▶ Work request
Output the records that follow exactly as they are written.

□ □ □ □ □

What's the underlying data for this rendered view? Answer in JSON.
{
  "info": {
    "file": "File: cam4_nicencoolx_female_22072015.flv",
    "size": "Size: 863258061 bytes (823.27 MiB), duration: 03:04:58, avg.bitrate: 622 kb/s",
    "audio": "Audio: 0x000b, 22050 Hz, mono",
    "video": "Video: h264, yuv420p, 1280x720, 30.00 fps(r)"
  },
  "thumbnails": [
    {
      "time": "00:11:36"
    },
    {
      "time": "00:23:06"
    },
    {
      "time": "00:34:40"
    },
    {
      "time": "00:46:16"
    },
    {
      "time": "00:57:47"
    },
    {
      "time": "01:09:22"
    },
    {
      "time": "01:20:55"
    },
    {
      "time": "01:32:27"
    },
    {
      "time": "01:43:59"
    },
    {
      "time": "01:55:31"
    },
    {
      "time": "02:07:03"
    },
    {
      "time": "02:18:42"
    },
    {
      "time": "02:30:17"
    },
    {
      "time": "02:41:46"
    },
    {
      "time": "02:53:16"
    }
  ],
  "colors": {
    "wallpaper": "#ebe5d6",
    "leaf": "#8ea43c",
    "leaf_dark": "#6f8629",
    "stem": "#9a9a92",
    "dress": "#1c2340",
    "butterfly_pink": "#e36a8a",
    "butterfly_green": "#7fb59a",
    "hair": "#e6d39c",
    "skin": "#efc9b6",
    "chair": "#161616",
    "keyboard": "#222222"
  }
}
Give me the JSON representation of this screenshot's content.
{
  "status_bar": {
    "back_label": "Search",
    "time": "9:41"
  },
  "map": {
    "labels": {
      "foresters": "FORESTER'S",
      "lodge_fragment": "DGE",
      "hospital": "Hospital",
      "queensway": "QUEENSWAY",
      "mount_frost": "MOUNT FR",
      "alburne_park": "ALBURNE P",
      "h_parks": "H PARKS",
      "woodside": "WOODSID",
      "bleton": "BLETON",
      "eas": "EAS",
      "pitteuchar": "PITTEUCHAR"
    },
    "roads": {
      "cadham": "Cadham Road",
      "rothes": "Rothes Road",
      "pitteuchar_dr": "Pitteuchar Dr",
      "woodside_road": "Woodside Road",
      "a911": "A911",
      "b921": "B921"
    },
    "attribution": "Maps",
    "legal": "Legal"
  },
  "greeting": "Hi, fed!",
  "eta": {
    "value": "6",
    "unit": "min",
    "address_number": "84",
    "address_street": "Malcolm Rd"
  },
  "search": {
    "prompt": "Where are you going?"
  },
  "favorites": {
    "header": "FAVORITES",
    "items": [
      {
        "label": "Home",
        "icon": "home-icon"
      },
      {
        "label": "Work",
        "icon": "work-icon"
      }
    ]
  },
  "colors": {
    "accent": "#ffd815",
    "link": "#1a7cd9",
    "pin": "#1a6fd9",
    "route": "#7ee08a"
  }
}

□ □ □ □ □

▶ Solved exercise
What's the underlying data for this rendered view? Answer in JSON.
{
  "info": {
    "file": "File: cam4_nicencoolx_female_22072015.flv",
    "size": "Size: 863258061 bytes (823.27 MiB), duration: 03:04:58, avg.bitrate: 622 kb/s",
    "audio": "Audio: 0x000b, 22050 Hz, mono",
    "video": "Video: h264, yuv420p, 1280x720, 30.00 fps(r)"
  },
  "thumbnails": [
    {
      "time": "00:11:36"
    },
    {
      "time": "00:23:06"
    },
    {
      "time": "00:34:40"
    },
    {
      "time": "00:46:16"
    },
    {
      "time": "00:57:47"
    },
    {
      "time": "01:09:22"
    },
    {
      "time": "01:20:55"
    },
    {
      "time": "01:32:27"
    },
    {
      "time": "01:43:59"
    },
    {
      "time": "01:55:31"
    },
    {
      "time": "02:07:03"
    },
    {
      "time": "02:18:42"
    },
    {
      "time": "02:30:17"
    },
    {
      "time": "02:41:46"
    },
    {
      "time": "02:53:16"
    }
  ],
  "colors": {
    "wallpaper": "#ebe5d6",
    "leaf": "#8ea43c",
    "leaf_dark": "#6f8629",
    "stem": "#9a9a92",
    "dress": "#1c2340",
    "butterfly_pink": "#e36a8a",
    "butterfly_green": "#7fb59a",
    "hair": "#e6d39c",
    "skin": "#efc9b6",
    "chair": "#161616",
    "keyboard": "#222222"
  }
}
Give me the JSON representation of this screenshot's content.
{
  "status_bar": {
    "back_label": "Search",
    "time": "9:41"
  },
  "map": {
    "labels": {
      "foresters": "FORESTER'S",
      "lodge_fragment": "DGE",
      "hospital": "Hospital",
      "queensway": "QUEENSWAY",
      "mount_frost": "MOUNT FR",
      "alburne_park": "ALBURNE P",
      "h_parks": "H PARKS",
      "woodside": "WOODSID",
      "bleton": "BLETON",
      "eas": "EAS",
      "pitteuchar": "PITTEUCHAR"
    },
    "roads": {
      "cadham": "Cadham Road",
      "rothes": "Rothes Road",
      "pitteuchar_dr": "Pitteuchar Dr",
      "woodside_road": "Woodside Road",
      "a911": "A911",
      "b921": "B921"
    },
    "attribution": "Maps",
    "legal": "Legal"
  },
  "greeting": "Hi, fed!",
  "eta": {
    "value": "6",
    "unit": "min",
    "address_number": "84",
    "address_street": "Malcolm Rd"
  },
  "search": {
    "prompt": "Where are you going?"
  },
  "favorites": {
    "header": "FAVORITES",
    "items": [
      {
        "label": "Home",
        "icon": "home-icon"
      },
      {
        "label": "Work",
        "icon": "work-icon"
      }
    ]
  },
  "colors": {
    "accent": "#ffd815",
    "link": "#1a7cd9",
    "pin": "#1a6fd9",
    "route": "#7ee08a"
  }
}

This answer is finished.